University of Prince Edward Island, Charlottetown, Prince Edward Island
May 25-27, 2017
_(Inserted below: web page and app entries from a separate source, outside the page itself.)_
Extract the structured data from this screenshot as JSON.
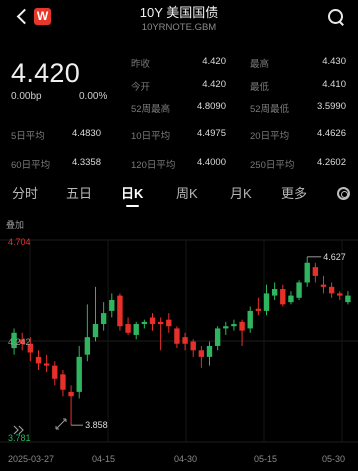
{
  "header": {
    "title": "10Y 美国国债",
    "subtitle": "10YRNOTE.GBM",
    "logo_letter": "W"
  },
  "quote": {
    "price": "4.420",
    "change_bp": "0.00bp",
    "change_pct": "0.00%"
  },
  "stats": {
    "prev_close_label": "昨收",
    "prev_close": "4.420",
    "open_label": "今开",
    "open": "4.420",
    "high_label": "最高",
    "high": "4.430",
    "low_label": "最低",
    "low": "4.410",
    "w52_high_label": "52周最高",
    "w52_high": "4.8090",
    "w52_low_label": "52周最低",
    "w52_low": "3.5990",
    "ma5_label": "5日平均",
    "ma5": "4.4830",
    "ma10_label": "10日平均",
    "ma10": "4.4975",
    "ma20_label": "20日平均",
    "ma20": "4.4626",
    "ma60_label": "60日平均",
    "ma60": "4.3358",
    "ma120_label": "120日平均",
    "ma120": "4.4000",
    "ma250_label": "250日平均",
    "ma250": "4.2602"
  },
  "tabs": [
    "分时",
    "五日",
    "日K",
    "周K",
    "月K",
    "更多"
  ],
  "active_tab": "日K",
  "chart": {
    "overlay_label": "叠加",
    "ymax_label": "4.704",
    "ymin_label": "3.781",
    "mid_label": "4.242",
    "high_marker": "4.627",
    "low_marker": "3.858",
    "x_labels": [
      "2025-03-27",
      "04-15",
      "04-30",
      "05-15",
      "05-30"
    ],
    "up_color": "#2fb55f",
    "down_color": "#e6312b"
  },
  "chart_data": {
    "type": "candlestick",
    "ylim": [
      3.781,
      4.704
    ],
    "x": [
      "2025-03-27",
      "04-15",
      "04-30",
      "05-15",
      "05-30"
    ],
    "candles": [
      {
        "o": 4.21,
        "c": 4.28,
        "h": 4.3,
        "l": 4.18,
        "up": true
      },
      {
        "o": 4.25,
        "c": 4.23,
        "h": 4.28,
        "l": 4.2,
        "up": false
      },
      {
        "o": 4.23,
        "c": 4.19,
        "h": 4.26,
        "l": 4.15,
        "up": false
      },
      {
        "o": 4.17,
        "c": 4.14,
        "h": 4.2,
        "l": 4.11,
        "up": false
      },
      {
        "o": 4.14,
        "c": 4.13,
        "h": 4.18,
        "l": 4.1,
        "up": false
      },
      {
        "o": 4.13,
        "c": 4.07,
        "h": 4.15,
        "l": 4.04,
        "up": false
      },
      {
        "o": 4.09,
        "c": 4.02,
        "h": 4.11,
        "l": 3.99,
        "up": false
      },
      {
        "o": 4.01,
        "c": 3.99,
        "h": 4.04,
        "l": 3.858,
        "up": false
      },
      {
        "o": 4.01,
        "c": 4.17,
        "h": 4.22,
        "l": 3.98,
        "up": true
      },
      {
        "o": 4.18,
        "c": 4.26,
        "h": 4.41,
        "l": 4.15,
        "up": true
      },
      {
        "o": 4.26,
        "c": 4.32,
        "h": 4.49,
        "l": 4.24,
        "up": true
      },
      {
        "o": 4.32,
        "c": 4.37,
        "h": 4.42,
        "l": 4.29,
        "up": true
      },
      {
        "o": 4.38,
        "c": 4.43,
        "h": 4.46,
        "l": 4.35,
        "up": true
      },
      {
        "o": 4.45,
        "c": 4.31,
        "h": 4.46,
        "l": 4.29,
        "up": false
      },
      {
        "o": 4.32,
        "c": 4.28,
        "h": 4.35,
        "l": 4.27,
        "up": false
      },
      {
        "o": 4.27,
        "c": 4.32,
        "h": 4.33,
        "l": 4.25,
        "up": true
      },
      {
        "o": 4.32,
        "c": 4.33,
        "h": 4.34,
        "l": 4.3,
        "up": true
      },
      {
        "o": 4.35,
        "c": 4.32,
        "h": 4.37,
        "l": 4.29,
        "up": false
      },
      {
        "o": 4.33,
        "c": 4.32,
        "h": 4.35,
        "l": 4.2,
        "up": false
      },
      {
        "o": 4.34,
        "c": 4.31,
        "h": 4.37,
        "l": 4.28,
        "up": false
      },
      {
        "o": 4.3,
        "c": 4.23,
        "h": 4.31,
        "l": 4.21,
        "up": false
      },
      {
        "o": 4.26,
        "c": 4.23,
        "h": 4.28,
        "l": 4.2,
        "up": false
      },
      {
        "o": 4.24,
        "c": 4.2,
        "h": 4.25,
        "l": 4.17,
        "up": false
      },
      {
        "o": 4.2,
        "c": 4.17,
        "h": 4.22,
        "l": 4.12,
        "up": false
      },
      {
        "o": 4.17,
        "c": 4.22,
        "h": 4.24,
        "l": 4.13,
        "up": true
      },
      {
        "o": 4.22,
        "c": 4.3,
        "h": 4.31,
        "l": 4.2,
        "up": true
      },
      {
        "o": 4.3,
        "c": 4.31,
        "h": 4.33,
        "l": 4.27,
        "up": true
      },
      {
        "o": 4.31,
        "c": 4.32,
        "h": 4.34,
        "l": 4.29,
        "up": true
      },
      {
        "o": 4.33,
        "c": 4.29,
        "h": 4.34,
        "l": 4.22,
        "up": false
      },
      {
        "o": 4.3,
        "c": 4.38,
        "h": 4.4,
        "l": 4.28,
        "up": true
      },
      {
        "o": 4.39,
        "c": 4.38,
        "h": 4.44,
        "l": 4.36,
        "up": false
      },
      {
        "o": 4.38,
        "c": 4.46,
        "h": 4.5,
        "l": 4.36,
        "up": true
      },
      {
        "o": 4.45,
        "c": 4.48,
        "h": 4.51,
        "l": 4.43,
        "up": true
      },
      {
        "o": 4.48,
        "c": 4.41,
        "h": 4.5,
        "l": 4.4,
        "up": false
      },
      {
        "o": 4.42,
        "c": 4.45,
        "h": 4.47,
        "l": 4.41,
        "up": true
      },
      {
        "o": 4.44,
        "c": 4.51,
        "h": 4.52,
        "l": 4.43,
        "up": true
      },
      {
        "o": 4.51,
        "c": 4.6,
        "h": 4.627,
        "l": 4.49,
        "up": true
      },
      {
        "o": 4.58,
        "c": 4.54,
        "h": 4.6,
        "l": 4.51,
        "up": false
      },
      {
        "o": 4.5,
        "c": 4.49,
        "h": 4.54,
        "l": 4.46,
        "up": false
      },
      {
        "o": 4.49,
        "c": 4.46,
        "h": 4.51,
        "l": 4.44,
        "up": false
      },
      {
        "o": 4.46,
        "c": 4.45,
        "h": 4.47,
        "l": 4.43,
        "up": false
      },
      {
        "o": 4.45,
        "c": 4.42,
        "h": 4.47,
        "l": 4.41,
        "up": true
      }
    ]
  }
}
The Folklore Studies Association of Canada welcomes paper proposals for its 2018 Meeting in Charlottetown, Prince Edward Island in cooperation with the Institute of Island Studies at the University of Prince Edward Island. With an established record of fruitful partnerships between the fields of folklore, ethnology and nissology rooted in these respective disciplines’ shared focus on vital relationships and exchanges between people in time and place, this year’s meeting proves to be one for both collaboration and inspiration across our specific areas of research. Prince Edward Island has long served and continues to serve as an integral hub for multicultural contacts. Indeed, the Island’s resilient communities continue their long legacy of offering key insights into the expression and transmission of communally-maintained knowledge. Whether it is farming and fishing communities redefining their relationships to the land and sea based on the present realities of climate change, the digital construction of narrative in videogame design attracting new Canadians forging their own pathways, or the composition of a fiddle tune for commercial production within the music industry, all of the Island’s groups contribute to our understanding the ebb and flow of human experience. The Folklore Studies Association of Canada and the Institute of Island Studies recognize that this meeting is being held upon the ancestral and unceded lands of the Mi’kmaq people – the Island is Epekwitk.
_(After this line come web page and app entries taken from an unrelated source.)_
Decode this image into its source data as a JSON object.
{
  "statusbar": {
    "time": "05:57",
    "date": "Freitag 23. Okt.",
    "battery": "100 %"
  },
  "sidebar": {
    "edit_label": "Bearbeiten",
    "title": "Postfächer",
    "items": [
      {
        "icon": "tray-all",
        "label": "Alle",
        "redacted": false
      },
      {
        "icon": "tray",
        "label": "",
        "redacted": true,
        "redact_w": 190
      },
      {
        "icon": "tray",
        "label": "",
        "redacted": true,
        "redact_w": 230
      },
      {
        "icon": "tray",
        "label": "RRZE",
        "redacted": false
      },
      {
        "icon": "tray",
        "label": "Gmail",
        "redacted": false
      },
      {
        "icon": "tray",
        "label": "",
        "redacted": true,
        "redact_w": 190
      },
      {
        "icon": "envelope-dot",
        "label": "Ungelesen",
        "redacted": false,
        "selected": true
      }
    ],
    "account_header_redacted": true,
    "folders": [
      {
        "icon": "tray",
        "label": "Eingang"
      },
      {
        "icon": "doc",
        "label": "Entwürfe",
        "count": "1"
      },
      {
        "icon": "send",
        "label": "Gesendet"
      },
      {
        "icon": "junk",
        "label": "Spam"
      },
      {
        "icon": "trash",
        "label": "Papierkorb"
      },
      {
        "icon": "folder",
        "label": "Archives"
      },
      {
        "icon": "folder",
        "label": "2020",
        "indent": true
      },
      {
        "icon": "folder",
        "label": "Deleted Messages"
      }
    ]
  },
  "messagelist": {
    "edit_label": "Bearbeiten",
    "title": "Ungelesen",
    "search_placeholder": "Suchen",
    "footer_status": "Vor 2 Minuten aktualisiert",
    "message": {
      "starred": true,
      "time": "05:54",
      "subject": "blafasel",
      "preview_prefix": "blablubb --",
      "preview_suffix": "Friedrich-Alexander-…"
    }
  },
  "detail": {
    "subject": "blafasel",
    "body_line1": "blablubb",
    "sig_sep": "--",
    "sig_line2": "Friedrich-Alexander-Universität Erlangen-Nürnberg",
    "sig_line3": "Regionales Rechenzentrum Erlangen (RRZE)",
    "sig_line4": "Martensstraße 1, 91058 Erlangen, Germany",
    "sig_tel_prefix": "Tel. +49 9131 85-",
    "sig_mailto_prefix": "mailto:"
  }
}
This year’s theme: “Carried on the Waves: Contemporary Currents in Folklore and Ethnology / Porté par les Vagues: Courants Actuels d’Ethnologie et de Folklore”, emerges from the ethnographic perspective of capturing the flow of expression among various groups over time and place. In this sense, such movements course as both openly flowing and all-too-often arrested streams within the expression of everyday life, as various groups strive to find practical solutions informed by past experience towards ensuring their future resiliency in a rapidly changing world. Folklore can be defined as being both in motion and as being the motion itself; both expression and transmission are captured in this understanding of sound’s waves carried by and shared among individuals over time and space. In taking such an open approach presenters are encouraged to explore new interpretations of folkways and FSAC/ACEF welcomes papers on the following topics: islandness, space and place, identity, transmission.
Paper proposals on additional topics are also encouraged.